Removing a tree that's in close proximity to a home involves much more care than removing a tree from an open area, and there are many more factors to consider before you start and after the tree is felled. The primary reason for this extra care is avoiding potential damage to the house, but the damage can be caused by more than just a tree falling the wrong way.
Establish the Tree's Root Structure
Perhaps more important than the top of the tree are the roots, which can grow underneath your foundation and start to cause damage by cracking concrete or breaking utility pipes and cables. If there is no damage yet, you need to find out two things: Where the tree's roots are growing, and if they need to be removed.
If there is no damage, you may be able to get away with simply killing the roots and preventing them from growing any further. If they are presenting a threat, however, you'll need to prepare to remove at least the bulk of the roots from around and underneath your foundation.
Prepare to Kill the Stump

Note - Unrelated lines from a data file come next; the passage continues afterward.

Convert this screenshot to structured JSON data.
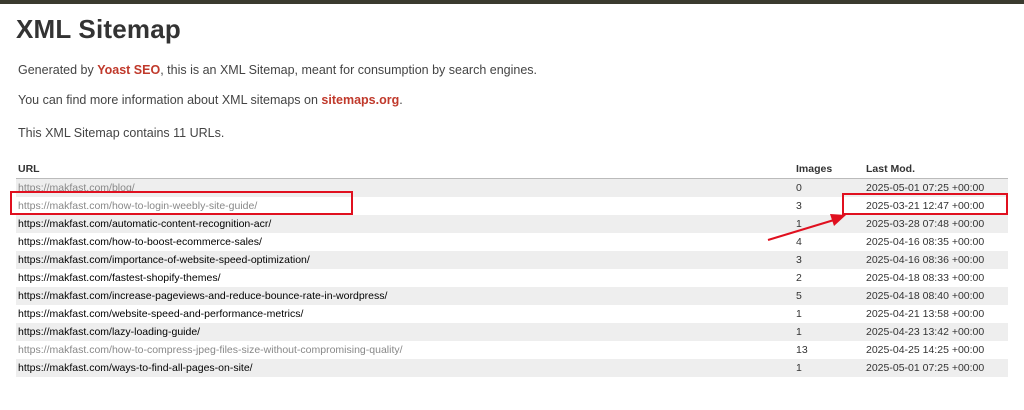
{
  "page": {
    "title": "XML Sitemap",
    "intro": {
      "line1_prefix": "Generated by ",
      "line1_link": "Yoast SEO",
      "line1_suffix": ", this is an XML Sitemap, meant for consumption by search engines.",
      "line2_prefix": "You can find more information about XML sitemaps on ",
      "line2_link": "sitemaps.org",
      "line2_suffix": ".",
      "line3": "This XML Sitemap contains 11 URLs."
    }
  },
  "table": {
    "headers": {
      "url": "URL",
      "images": "Images",
      "lastmod": "Last Mod."
    },
    "rows": [
      {
        "url": "https://makfast.com/blog/",
        "images": "0",
        "lastmod": "2025-05-01 07:25 +00:00",
        "visited": true
      },
      {
        "url": "https://makfast.com/how-to-login-weebly-site-guide/",
        "images": "3",
        "lastmod": "2025-03-21 12:47 +00:00",
        "visited": true
      },
      {
        "url": "https://makfast.com/automatic-content-recognition-acr/",
        "images": "1",
        "lastmod": "2025-03-28 07:48 +00:00",
        "visited": false
      },
      {
        "url": "https://makfast.com/how-to-boost-ecommerce-sales/",
        "images": "4",
        "lastmod": "2025-04-16 08:35 +00:00",
        "visited": false
      },
      {
        "url": "https://makfast.com/importance-of-website-speed-optimization/",
        "images": "3",
        "lastmod": "2025-04-16 08:36 +00:00",
        "visited": false
      },
      {
        "url": "https://makfast.com/fastest-shopify-themes/",
        "images": "2",
        "lastmod": "2025-04-18 08:33 +00:00",
        "visited": false
      },
      {
        "url": "https://makfast.com/increase-pageviews-and-reduce-bounce-rate-in-wordpress/",
        "images": "5",
        "lastmod": "2025-04-18 08:40 +00:00",
        "visited": false
      },
      {
        "url": "https://makfast.com/website-speed-and-performance-metrics/",
        "images": "1",
        "lastmod": "2025-04-21 13:58 +00:00",
        "visited": false
      },
      {
        "url": "https://makfast.com/lazy-loading-guide/",
        "images": "1",
        "lastmod": "2025-04-23 13:42 +00:00",
        "visited": false
      },
      {
        "url": "https://makfast.com/how-to-compress-jpeg-files-size-without-compromising-quality/",
        "images": "13",
        "lastmod": "2025-04-25 14:25 +00:00",
        "visited": true
      },
      {
        "url": "https://makfast.com/ways-to-find-all-pages-on-site/",
        "images": "1",
        "lastmod": "2025-05-01 07:25 +00:00",
        "visited": false
      }
    ]
  },
  "colors": {
    "link_accent": "#c0392b",
    "annotation": "#e0101f",
    "top_bar": "#3a3a2e",
    "row_alt": "#eeeeee"
  }
}
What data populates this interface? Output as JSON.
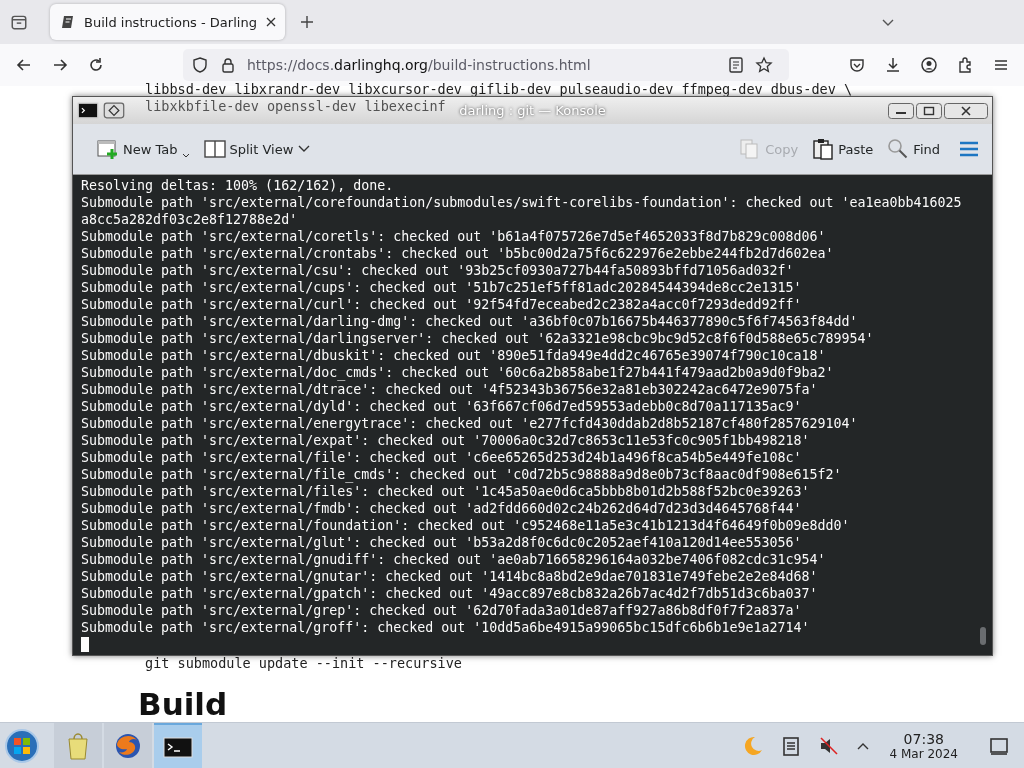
{
  "browser": {
    "tabs": [
      {
        "title": "Build instructions - Darling",
        "selected": true
      }
    ],
    "url": {
      "scheme": "https://docs.",
      "domain": "darlinghq.org",
      "path": "/build-instructions.html"
    }
  },
  "page": {
    "code_lines": [
      "libbsd-dev libxrandr-dev libxcursor-dev giflib-dev pulseaudio-dev ffmpeg-dev dbus-dev \\",
      "libxkbfile-dev openssl-dev libexecinf"
    ],
    "command": "git submodule update --init --recursive",
    "heading": "Build"
  },
  "konsole": {
    "title": "darling : git — Konsole",
    "toolbar": [
      {
        "kind": "new-tab",
        "label": "New Tab",
        "disabled": false
      },
      {
        "kind": "split",
        "label": "Split View",
        "disabled": false
      },
      {
        "kind": "copy",
        "label": "Copy",
        "disabled": true
      },
      {
        "kind": "paste",
        "label": "Paste",
        "disabled": false
      },
      {
        "kind": "find",
        "label": "Find",
        "disabled": false
      }
    ],
    "lines": [
      "Resolving deltas: 100% (162/162), done.",
      "Submodule path 'src/external/corefoundation/submodules/swift-corelibs-foundation': checked out 'ea1ea0bb416025",
      "a8cc5a282df03c2e8f12788e2d'",
      "Submodule path 'src/external/coretls': checked out 'b61a4f075726e7d5ef4652033f8d7b829c008d06'",
      "Submodule path 'src/external/crontabs': checked out 'b5bc00d2a75f6c622976e2ebbe244fb2d7d602ea'",
      "Submodule path 'src/external/csu': checked out '93b25cf0930a727b44fa50893bffd71056ad032f'",
      "Submodule path 'src/external/cups': checked out '51b7c251ef5ff81adc20284544394de8cc2e1315'",
      "Submodule path 'src/external/curl': checked out '92f54fd7eceabed2c2382a4acc0f7293dedd92ff'",
      "Submodule path 'src/external/darling-dmg': checked out 'a36bf0c07b16675b446377890c5f6f74563f84dd'",
      "Submodule path 'src/external/darlingserver': checked out '62a3321e98cbc9bc9d52c8f6f0d588e65c789954'",
      "Submodule path 'src/external/dbuskit': checked out '890e51fda949e4dd2c46765e39074f790c10ca18'",
      "Submodule path 'src/external/doc_cmds': checked out '60c6a2b858abe1f27b441f479aad2b0a9d0f9ba2'",
      "Submodule path 'src/external/dtrace': checked out '4f52343b36756e32a81eb302242ac6472e9075fa'",
      "Submodule path 'src/external/dyld': checked out '63f667cf06d7ed59553adebb0c8d70a117135ac9'",
      "Submodule path 'src/external/energytrace': checked out 'e277fcfd430ddab2d8b52187cf480f2857629104'",
      "Submodule path 'src/external/expat': checked out '70006a0c32d7c8653c11e53fc0c905f1bb498218'",
      "Submodule path 'src/external/file': checked out 'c6ee65265d253d24b1a496f8ca54b5e449fe108c'",
      "Submodule path 'src/external/file_cmds': checked out 'c0d72b5c98888a9d8e0b73cf8aac0df908e615f2'",
      "Submodule path 'src/external/files': checked out '1c45a50ae0d6ca5bbb8b01d2b588f52bc0e39263'",
      "Submodule path 'src/external/fmdb': checked out 'ad2fdd660d02c24b262d64d7d23d3d4645768f44'",
      "Submodule path 'src/external/foundation': checked out 'c952468e11a5e3c41b1213d4f64649f0b09e8dd0'",
      "Submodule path 'src/external/glut': checked out 'b53a2d8f0c6dc0c2052aef410a120d14ee553056'",
      "Submodule path 'src/external/gnudiff': checked out 'ae0ab716658296164a032be7406f082cdc31c954'",
      "Submodule path 'src/external/gnutar': checked out '1414bc8a8bd2e9dae701831e749febe2e2e84d68'",
      "Submodule path 'src/external/gpatch': checked out '49acc897e8cb832a26b7ac4d2f7db51d3c6ba037'",
      "Submodule path 'src/external/grep': checked out '62d70fada3a01de87aff927a86b8df0f7f2a837a'",
      "Submodule path 'src/external/groff': checked out '10dd5a6be4915a99065bc15dfc6b6b1e9e1a2714'"
    ]
  },
  "taskbar": {
    "apps": [
      {
        "kind": "files",
        "active": false
      },
      {
        "kind": "browser",
        "active": false
      },
      {
        "kind": "terminal",
        "active": true
      }
    ],
    "clock": {
      "time": "07:38",
      "date": "4 Mar 2024"
    }
  }
}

If the roots may potentially turn into a problem if they keep growing, you'll want to kill the stump as soon as you can. To do this you'll need a herbicide ready to apply to the freshly cut stump – most herbicides need to be applied quickly, while the cut is still fresh, in order to be effective.
Before you cut the tree, have your herbicide ready. To make it more effective, you can also drill a number of holes a few inches deep into the stump and pour the herbicide inside. Either way, however, this is best done before the stump can start to heal over.
Direct the Fall
Taking down the actual tree is one of the toughest parts because you need a way to direct a large amount of weight. Cutting a notch into the side of the tree of the direction you want it to fall is a good start. For improved control, attach one end of a rope or cable around the tree trunk and the other end to a truck. As you very slowly cut the tree at its base, you can slowly drive the vehicle forward to start its fall in the right direction.
Because of the damage this could do to your vehicle if the tree falls on it, use the vehicle primarily for security and direction, not to pull the tree over. When the tree starts to lean in the right direction, move the vehicle to safety and continue the cut.
Remove the Roots
If the roots have started to grow underneath your foundation, you should try to remove as much of them as you can. This process isn't difficult, but it can be tedious. You will need to dig a few feet down, then a few feet underneath your foundation to reach most of the roots.
Before you start digging or cutting, make sure you know where all of your utility lines and pipes are so you don't strike anything important. Either consult the blueprints for your house or call your utility companies for advice.
The roots can be removed by digging out the dirt around and under them and using a chainsaw to cut them out. Make sure the chainsaw doesn't get into the dirt; dirt can clog up a chainsaw very quickly.
When replacing the dirt you removed, lay down a few inches at a time, soak it with water, and repeat with the next few inches of dirt. This lets the soil compact itself as you replace it.
For more information, or if you would like professional assistance, contact MML Tree Service or a similar company.